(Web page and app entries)

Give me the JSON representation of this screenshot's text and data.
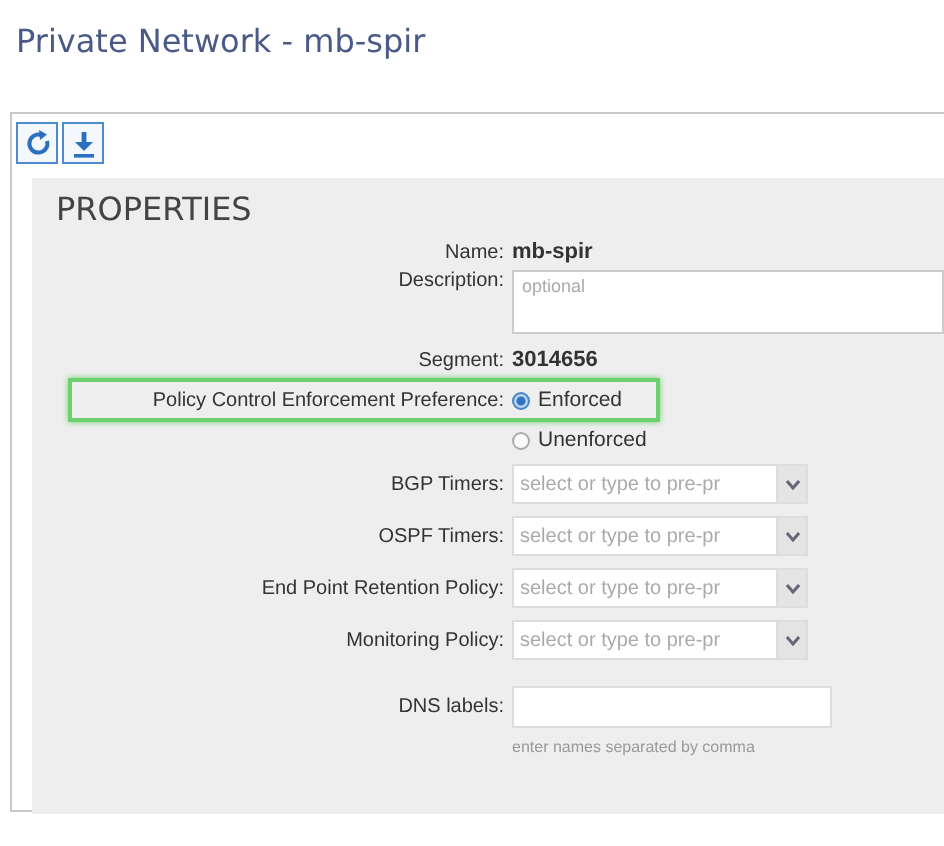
{
  "title": "Private Network - mb-spir",
  "toolbar": [
    {
      "kind": "refresh"
    },
    {
      "kind": "download"
    }
  ],
  "properties": {
    "heading": "PROPERTIES",
    "fields": [
      {
        "kind": "text",
        "label": "Name:",
        "value": "mb-spir"
      },
      {
        "kind": "textarea",
        "label": "Description:",
        "placeholder": "optional"
      },
      {
        "kind": "text",
        "label": "Segment:",
        "value": "3014656"
      },
      {
        "kind": "radio",
        "label": "Policy Control Enforcement Preference:",
        "highlighted": true,
        "options": [
          {
            "label": "Enforced",
            "selected": true
          },
          {
            "label": "Unenforced",
            "selected": false
          }
        ]
      },
      {
        "kind": "select",
        "label": "BGP Timers:",
        "placeholder": "select or type to pre-pr"
      },
      {
        "kind": "select",
        "label": "OSPF Timers:",
        "placeholder": "select or type to pre-pr"
      },
      {
        "kind": "select",
        "label": "End Point Retention Policy:",
        "placeholder": "select or type to pre-pr"
      },
      {
        "kind": "select",
        "label": "Monitoring Policy:",
        "placeholder": "select or type to pre-pr"
      },
      {
        "kind": "input",
        "label": "DNS labels:",
        "hint": "enter names separated by comma"
      }
    ]
  }
}
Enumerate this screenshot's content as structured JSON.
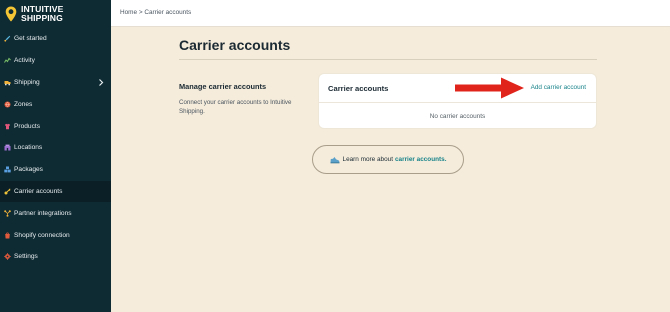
{
  "app": {
    "logo_line1": "INTUITIVE",
    "logo_line2": "SHIPPING"
  },
  "sidebar": {
    "items": [
      {
        "label": "Get started",
        "icon": "rocket-icon",
        "icon_color": "#5ab8e0"
      },
      {
        "label": "Activity",
        "icon": "activity-icon",
        "icon_color": "#7dc36a"
      },
      {
        "label": "Shipping",
        "icon": "shipping-icon",
        "icon_color": "#f0b23a"
      },
      {
        "label": "Zones",
        "icon": "zones-icon",
        "icon_color": "#e25a3c"
      },
      {
        "label": "Products",
        "icon": "products-icon",
        "icon_color": "#e0567a"
      },
      {
        "label": "Locations",
        "icon": "locations-icon",
        "icon_color": "#9b6fd0"
      },
      {
        "label": "Packages",
        "icon": "packages-icon",
        "icon_color": "#5aa0e0"
      },
      {
        "label": "Carrier accounts",
        "icon": "key-icon",
        "icon_color": "#f0c23a"
      },
      {
        "label": "Partner integrations",
        "icon": "integrations-icon",
        "icon_color": "#f0b23a"
      },
      {
        "label": "Shopify connection",
        "icon": "shopify-icon",
        "icon_color": "#e25a3c"
      },
      {
        "label": "Settings",
        "icon": "gear-icon",
        "icon_color": "#e25a3c"
      }
    ],
    "active": "Carrier accounts"
  },
  "breadcrumb": "Home > Carrier accounts",
  "main": {
    "title": "Carrier accounts",
    "section_title": "Manage carrier accounts",
    "section_desc": "Connect your carrier accounts to Intuitive Shipping.",
    "card_title": "Carrier accounts",
    "card_link": "Add carrier account",
    "card_empty": "No carrier accounts",
    "learn_prefix": "Learn more about",
    "learn_link": "carrier accounts."
  },
  "colors": {
    "sidebar_bg": "#0e2a33",
    "page_bg": "#f5ecdb",
    "link": "#18838a",
    "arrow": "#e0241b"
  }
}
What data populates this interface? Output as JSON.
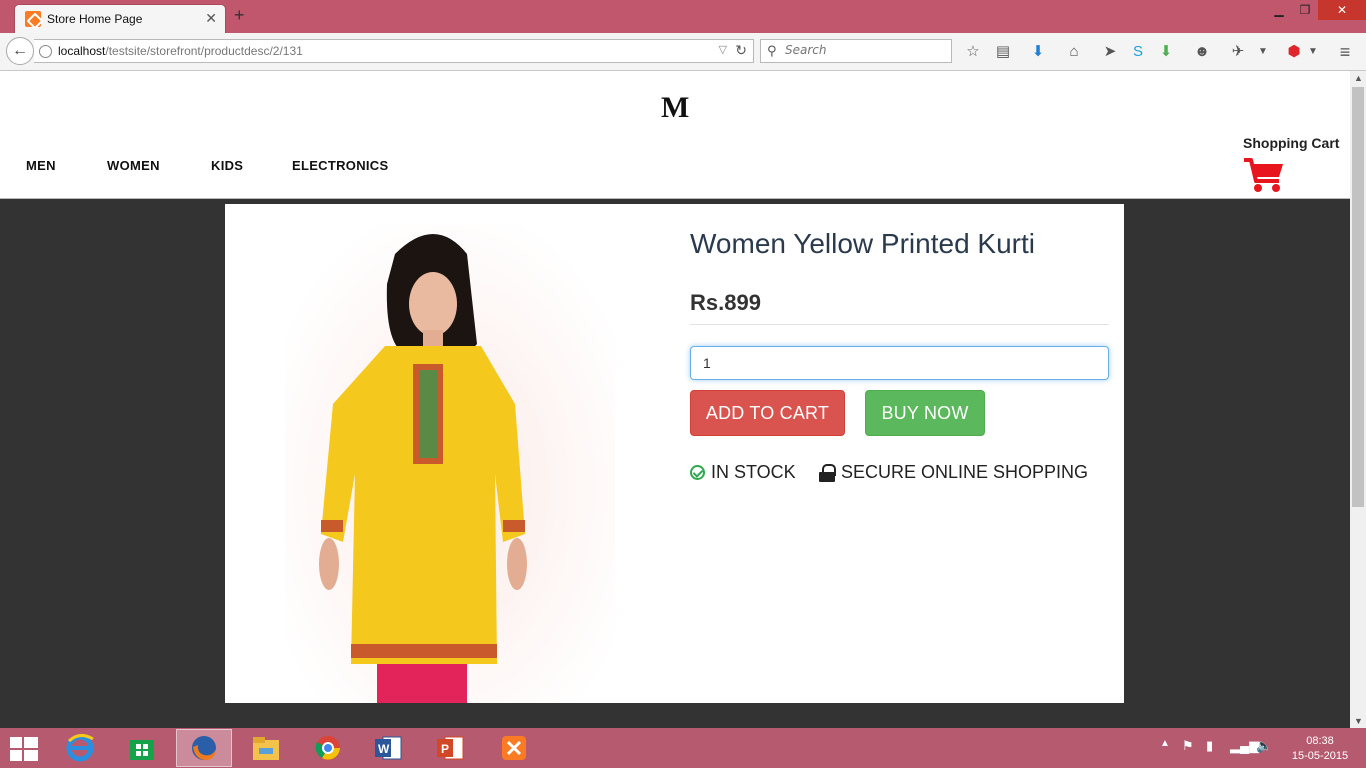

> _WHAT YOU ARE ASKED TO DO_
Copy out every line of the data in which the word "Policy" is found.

> _ANSWER AREA_
        "label": "Policy Control Enforcement Preference:",
        "label": "End Point Retention Policy:",
        "label": "Monitoring Policy:",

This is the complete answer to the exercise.